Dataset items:
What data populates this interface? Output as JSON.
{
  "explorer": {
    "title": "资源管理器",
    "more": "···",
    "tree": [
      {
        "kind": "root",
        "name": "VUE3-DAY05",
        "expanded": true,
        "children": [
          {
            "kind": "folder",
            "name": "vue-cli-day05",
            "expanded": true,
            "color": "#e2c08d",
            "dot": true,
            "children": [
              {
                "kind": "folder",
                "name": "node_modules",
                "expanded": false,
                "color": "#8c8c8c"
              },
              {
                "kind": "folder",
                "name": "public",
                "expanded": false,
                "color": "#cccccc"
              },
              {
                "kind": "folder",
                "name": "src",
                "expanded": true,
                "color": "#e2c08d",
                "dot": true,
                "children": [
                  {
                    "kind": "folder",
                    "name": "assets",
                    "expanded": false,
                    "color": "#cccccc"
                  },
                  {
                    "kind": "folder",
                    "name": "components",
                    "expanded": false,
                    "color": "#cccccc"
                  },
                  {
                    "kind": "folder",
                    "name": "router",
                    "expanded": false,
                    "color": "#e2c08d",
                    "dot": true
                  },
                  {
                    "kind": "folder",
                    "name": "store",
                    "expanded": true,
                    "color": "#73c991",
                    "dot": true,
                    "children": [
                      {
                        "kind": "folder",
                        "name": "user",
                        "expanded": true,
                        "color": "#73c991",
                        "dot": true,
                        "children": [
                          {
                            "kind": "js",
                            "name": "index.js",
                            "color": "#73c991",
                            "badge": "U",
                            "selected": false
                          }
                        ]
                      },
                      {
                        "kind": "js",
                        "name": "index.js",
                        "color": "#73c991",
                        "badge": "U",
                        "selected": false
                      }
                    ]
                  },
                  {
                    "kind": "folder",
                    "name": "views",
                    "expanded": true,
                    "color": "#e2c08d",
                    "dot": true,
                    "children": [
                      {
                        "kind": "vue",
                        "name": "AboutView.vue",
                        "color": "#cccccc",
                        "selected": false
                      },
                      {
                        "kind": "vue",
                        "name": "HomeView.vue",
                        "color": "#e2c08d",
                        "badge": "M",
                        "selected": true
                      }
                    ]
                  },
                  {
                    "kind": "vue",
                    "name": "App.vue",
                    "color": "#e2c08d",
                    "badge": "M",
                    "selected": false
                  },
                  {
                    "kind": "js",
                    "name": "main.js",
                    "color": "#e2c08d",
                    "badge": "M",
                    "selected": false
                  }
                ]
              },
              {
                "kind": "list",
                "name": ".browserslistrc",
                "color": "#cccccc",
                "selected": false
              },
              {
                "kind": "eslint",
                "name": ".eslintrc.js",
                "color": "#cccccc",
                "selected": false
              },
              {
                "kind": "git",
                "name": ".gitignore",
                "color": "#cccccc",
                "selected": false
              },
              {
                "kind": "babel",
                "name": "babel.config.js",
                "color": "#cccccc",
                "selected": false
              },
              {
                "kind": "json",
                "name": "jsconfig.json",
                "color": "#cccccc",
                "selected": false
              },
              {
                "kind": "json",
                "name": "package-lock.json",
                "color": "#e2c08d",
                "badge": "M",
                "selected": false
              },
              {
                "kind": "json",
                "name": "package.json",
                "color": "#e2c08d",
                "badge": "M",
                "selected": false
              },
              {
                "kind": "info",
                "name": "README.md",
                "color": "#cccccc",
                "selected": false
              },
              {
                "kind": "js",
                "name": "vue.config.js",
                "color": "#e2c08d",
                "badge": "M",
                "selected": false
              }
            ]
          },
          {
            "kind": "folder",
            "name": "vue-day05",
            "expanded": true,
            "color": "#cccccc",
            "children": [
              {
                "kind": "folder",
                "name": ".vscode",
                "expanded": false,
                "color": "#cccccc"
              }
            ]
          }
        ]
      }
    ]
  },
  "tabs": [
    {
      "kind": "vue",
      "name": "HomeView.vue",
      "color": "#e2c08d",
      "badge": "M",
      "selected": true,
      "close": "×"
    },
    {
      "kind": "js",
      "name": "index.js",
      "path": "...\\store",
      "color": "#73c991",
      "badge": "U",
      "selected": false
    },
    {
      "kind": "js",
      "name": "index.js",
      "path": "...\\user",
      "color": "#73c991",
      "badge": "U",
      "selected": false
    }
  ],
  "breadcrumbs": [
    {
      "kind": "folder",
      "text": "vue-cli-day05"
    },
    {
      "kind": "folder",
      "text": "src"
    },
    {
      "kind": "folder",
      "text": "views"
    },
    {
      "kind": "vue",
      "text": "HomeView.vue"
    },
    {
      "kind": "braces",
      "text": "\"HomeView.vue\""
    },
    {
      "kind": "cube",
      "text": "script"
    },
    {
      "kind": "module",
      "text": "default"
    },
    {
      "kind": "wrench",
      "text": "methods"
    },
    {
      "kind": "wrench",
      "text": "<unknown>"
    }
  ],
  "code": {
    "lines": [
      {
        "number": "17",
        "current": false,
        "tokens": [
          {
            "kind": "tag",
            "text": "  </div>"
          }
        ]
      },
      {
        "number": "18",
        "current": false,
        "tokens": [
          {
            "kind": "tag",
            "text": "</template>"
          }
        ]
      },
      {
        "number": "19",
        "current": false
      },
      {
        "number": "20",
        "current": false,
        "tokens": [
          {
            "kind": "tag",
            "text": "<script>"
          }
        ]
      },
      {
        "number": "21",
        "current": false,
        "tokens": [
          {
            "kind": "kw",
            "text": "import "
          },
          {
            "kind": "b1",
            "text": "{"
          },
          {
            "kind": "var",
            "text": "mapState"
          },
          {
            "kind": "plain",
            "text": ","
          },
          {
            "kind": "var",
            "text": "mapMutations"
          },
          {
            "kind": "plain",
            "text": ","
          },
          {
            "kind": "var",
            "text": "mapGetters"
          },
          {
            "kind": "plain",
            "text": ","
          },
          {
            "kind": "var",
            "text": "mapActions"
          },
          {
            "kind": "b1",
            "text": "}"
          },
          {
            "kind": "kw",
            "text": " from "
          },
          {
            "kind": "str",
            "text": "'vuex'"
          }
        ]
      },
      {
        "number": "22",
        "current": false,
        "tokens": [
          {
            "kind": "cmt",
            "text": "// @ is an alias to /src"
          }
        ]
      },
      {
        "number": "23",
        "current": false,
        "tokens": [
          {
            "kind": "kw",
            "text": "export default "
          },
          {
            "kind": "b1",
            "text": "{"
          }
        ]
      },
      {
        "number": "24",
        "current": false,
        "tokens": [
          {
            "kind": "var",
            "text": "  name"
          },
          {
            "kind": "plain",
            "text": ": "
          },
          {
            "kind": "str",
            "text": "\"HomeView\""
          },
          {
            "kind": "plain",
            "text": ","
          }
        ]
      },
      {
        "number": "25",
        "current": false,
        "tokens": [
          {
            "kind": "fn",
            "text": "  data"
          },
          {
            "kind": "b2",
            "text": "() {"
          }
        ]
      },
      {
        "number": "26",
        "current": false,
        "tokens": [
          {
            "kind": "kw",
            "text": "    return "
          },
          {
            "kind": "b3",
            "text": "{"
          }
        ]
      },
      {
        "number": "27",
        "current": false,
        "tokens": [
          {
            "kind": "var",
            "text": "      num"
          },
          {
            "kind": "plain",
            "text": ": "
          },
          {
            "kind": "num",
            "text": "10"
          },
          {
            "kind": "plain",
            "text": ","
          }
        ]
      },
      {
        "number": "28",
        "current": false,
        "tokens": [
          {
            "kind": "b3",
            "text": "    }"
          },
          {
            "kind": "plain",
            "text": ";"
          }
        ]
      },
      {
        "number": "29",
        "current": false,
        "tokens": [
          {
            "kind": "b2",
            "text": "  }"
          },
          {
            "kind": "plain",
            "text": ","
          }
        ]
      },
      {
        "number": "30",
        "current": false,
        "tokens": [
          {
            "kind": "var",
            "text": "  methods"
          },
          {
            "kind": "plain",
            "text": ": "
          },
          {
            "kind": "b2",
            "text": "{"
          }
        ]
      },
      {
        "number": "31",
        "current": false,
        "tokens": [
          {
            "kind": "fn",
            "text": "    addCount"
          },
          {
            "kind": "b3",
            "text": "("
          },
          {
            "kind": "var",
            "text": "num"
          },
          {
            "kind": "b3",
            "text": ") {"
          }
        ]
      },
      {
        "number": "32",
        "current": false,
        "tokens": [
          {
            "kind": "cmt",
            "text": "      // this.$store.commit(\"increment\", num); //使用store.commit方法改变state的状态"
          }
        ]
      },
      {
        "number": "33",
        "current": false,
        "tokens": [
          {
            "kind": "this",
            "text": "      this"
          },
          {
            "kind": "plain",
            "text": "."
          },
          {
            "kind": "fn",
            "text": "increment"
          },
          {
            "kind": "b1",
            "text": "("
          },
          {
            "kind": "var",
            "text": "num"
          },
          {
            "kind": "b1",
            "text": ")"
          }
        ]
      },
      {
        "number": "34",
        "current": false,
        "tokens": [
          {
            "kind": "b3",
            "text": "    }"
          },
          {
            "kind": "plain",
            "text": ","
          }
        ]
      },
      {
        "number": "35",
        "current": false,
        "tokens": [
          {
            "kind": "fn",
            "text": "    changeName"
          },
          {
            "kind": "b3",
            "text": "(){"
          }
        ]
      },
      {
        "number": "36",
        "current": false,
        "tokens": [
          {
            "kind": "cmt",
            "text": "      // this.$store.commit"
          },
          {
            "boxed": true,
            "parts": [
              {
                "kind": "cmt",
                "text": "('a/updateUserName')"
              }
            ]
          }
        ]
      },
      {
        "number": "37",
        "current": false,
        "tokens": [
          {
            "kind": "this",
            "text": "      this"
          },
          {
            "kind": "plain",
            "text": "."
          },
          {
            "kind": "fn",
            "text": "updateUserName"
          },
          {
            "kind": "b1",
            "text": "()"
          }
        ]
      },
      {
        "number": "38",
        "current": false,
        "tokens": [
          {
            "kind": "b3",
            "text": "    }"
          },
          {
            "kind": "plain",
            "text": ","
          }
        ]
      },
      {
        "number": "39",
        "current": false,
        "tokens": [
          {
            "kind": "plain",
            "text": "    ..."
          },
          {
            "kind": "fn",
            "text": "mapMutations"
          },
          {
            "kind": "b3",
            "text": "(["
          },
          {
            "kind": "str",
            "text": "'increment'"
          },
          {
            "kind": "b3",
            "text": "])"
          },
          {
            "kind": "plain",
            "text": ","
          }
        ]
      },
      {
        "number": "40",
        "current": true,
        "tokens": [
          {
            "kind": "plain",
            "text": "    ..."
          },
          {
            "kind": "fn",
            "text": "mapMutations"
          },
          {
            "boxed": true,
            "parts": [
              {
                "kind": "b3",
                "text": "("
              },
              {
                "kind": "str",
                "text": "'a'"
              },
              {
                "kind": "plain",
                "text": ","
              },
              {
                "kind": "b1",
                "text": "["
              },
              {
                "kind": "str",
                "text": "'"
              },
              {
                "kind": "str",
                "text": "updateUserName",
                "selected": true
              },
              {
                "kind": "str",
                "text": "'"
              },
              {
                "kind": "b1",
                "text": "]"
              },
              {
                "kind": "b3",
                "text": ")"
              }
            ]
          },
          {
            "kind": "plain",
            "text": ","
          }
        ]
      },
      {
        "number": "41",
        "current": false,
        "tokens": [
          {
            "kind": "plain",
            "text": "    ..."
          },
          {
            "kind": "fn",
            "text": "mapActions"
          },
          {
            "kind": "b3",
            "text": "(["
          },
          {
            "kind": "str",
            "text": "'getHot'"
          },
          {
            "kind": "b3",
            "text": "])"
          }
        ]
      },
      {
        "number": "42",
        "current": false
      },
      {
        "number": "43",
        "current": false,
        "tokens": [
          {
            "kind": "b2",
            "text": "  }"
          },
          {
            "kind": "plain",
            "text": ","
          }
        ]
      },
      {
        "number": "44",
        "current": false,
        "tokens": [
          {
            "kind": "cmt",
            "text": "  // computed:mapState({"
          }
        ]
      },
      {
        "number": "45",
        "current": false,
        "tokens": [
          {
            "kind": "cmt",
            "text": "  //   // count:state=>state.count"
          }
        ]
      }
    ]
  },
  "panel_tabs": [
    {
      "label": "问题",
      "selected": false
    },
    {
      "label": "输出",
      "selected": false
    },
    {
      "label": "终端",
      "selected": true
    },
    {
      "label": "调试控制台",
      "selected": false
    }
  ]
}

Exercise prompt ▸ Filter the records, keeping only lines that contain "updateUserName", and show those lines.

Response for this exercise ▸
                "text": "('a/updateUserName')"
            "text": "updateUserName"
                "text": "updateUserName",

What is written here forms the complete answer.